Thank you for introducing this in detail. I am engaged in an ever-escalating one-upmanship with a Hungarian-American polyglot in Beijing and need all the grammatical cases I can find!
Although the prolative case is no longer productive, I do notice some interesting points of overlap with other grammatical forms.
For example, a few of the words here are also included in your Adverbs of Location: Täällä, Kaikkialla, Ylhäällä page: ali(tse), yli(tse) and läpi, which is short form for lävitse.
Regarding the läpi: lävitse pairing, the Wiktionary entry notes that “Possessive suffixes can be attached to lävitse, but not straight to läpi”; an example is Lävitseni Kaikkeen (“Thru Me And Into Everything”). Internet search of words like ylitseni (“[passing] above me”) also turn up some results.
Teitse is derived from tie (“road, way”) +‎ -itse. In a similar vein, tiehensä is formed as tie + (illative suffix -hVn) + (third-person possessive suffix -nsA), to literally mean “[go] to his/her/its [own] way”, but often simply glossed as ‘away’, such as in Kissa pelotti linnut tiehensä (The cat scared the birds away).
I suppose that one view is that many of these case ending + possessive suffix constructions are no longer productive, and the foreign learner should just memorise each idiomatic use case. Would be great to know if anyone has explored this in detail?
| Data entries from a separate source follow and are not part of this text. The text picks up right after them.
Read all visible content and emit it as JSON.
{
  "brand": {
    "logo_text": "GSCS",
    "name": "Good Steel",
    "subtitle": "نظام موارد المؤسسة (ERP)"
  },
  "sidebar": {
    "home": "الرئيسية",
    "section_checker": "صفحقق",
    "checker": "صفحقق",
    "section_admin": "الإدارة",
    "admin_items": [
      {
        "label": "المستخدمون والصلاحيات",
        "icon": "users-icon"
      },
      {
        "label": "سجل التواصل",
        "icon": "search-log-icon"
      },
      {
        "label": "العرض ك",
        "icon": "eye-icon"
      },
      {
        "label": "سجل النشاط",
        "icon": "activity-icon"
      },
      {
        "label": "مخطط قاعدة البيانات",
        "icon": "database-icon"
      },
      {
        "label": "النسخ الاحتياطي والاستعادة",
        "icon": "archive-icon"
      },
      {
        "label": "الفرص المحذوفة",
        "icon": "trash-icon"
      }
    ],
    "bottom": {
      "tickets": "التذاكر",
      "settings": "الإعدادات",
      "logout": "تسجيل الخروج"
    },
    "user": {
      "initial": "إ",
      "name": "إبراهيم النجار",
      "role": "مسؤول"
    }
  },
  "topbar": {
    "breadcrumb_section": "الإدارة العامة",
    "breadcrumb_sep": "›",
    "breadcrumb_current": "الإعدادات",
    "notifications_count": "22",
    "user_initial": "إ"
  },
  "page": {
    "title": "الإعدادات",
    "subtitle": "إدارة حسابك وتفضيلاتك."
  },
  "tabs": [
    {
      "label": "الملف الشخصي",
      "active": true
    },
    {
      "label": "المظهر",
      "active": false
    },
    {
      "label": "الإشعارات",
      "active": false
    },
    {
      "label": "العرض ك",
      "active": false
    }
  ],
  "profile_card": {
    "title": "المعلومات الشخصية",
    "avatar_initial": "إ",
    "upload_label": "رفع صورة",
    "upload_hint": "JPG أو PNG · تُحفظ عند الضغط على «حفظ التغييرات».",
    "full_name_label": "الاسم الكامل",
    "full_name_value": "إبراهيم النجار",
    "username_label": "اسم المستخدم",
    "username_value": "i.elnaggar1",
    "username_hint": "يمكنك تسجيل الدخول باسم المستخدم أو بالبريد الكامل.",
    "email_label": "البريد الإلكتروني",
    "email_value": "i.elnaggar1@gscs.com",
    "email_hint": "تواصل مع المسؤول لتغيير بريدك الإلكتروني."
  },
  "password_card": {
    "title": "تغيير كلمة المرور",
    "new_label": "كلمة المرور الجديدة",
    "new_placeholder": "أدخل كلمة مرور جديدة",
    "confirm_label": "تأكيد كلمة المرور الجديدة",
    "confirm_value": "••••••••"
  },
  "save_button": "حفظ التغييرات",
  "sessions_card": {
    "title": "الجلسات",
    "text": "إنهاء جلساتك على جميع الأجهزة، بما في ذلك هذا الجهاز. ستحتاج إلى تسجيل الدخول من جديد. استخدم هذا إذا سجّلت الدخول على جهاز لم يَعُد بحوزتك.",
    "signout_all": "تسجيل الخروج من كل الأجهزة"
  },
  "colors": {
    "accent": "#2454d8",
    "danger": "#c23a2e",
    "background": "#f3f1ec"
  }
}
I googled up some examples of prolative phrases with a possessive suffix as well:

  • Juna ajoi ylitseni / minun yli – The train drove over me
  • Juna ajoi hänen ylitseen – The train drove over him
  • Juna ajoi miehen yli – Sounds better than ylitse
  • Pilvet kulkevat ohitseni / minun ohitse / minun ohi – The clouds move over me (first one poetic, second neutral, third colloquial)
  • Kukaan ei pääse ohitsemme / meidän ohitse huomaamatta – Nobody can pass us without us noticing – ohitsemme is certainly used a lot
  • It’s interesting indeed that we CAN add a possessive suffix to the prolative but not to the postposition. However, I think it’s mostly glossed over due to the rarity of this type of phrases.

    I haven’t found any sources that specifically dive into this topic.

Michael Hämäläinen

Thank you for the usage explanation! Whenever I read in a textbook or reference material that something is “optional”, I start wondering about the nuance and actual usage patterns. Thanks for clearing that up.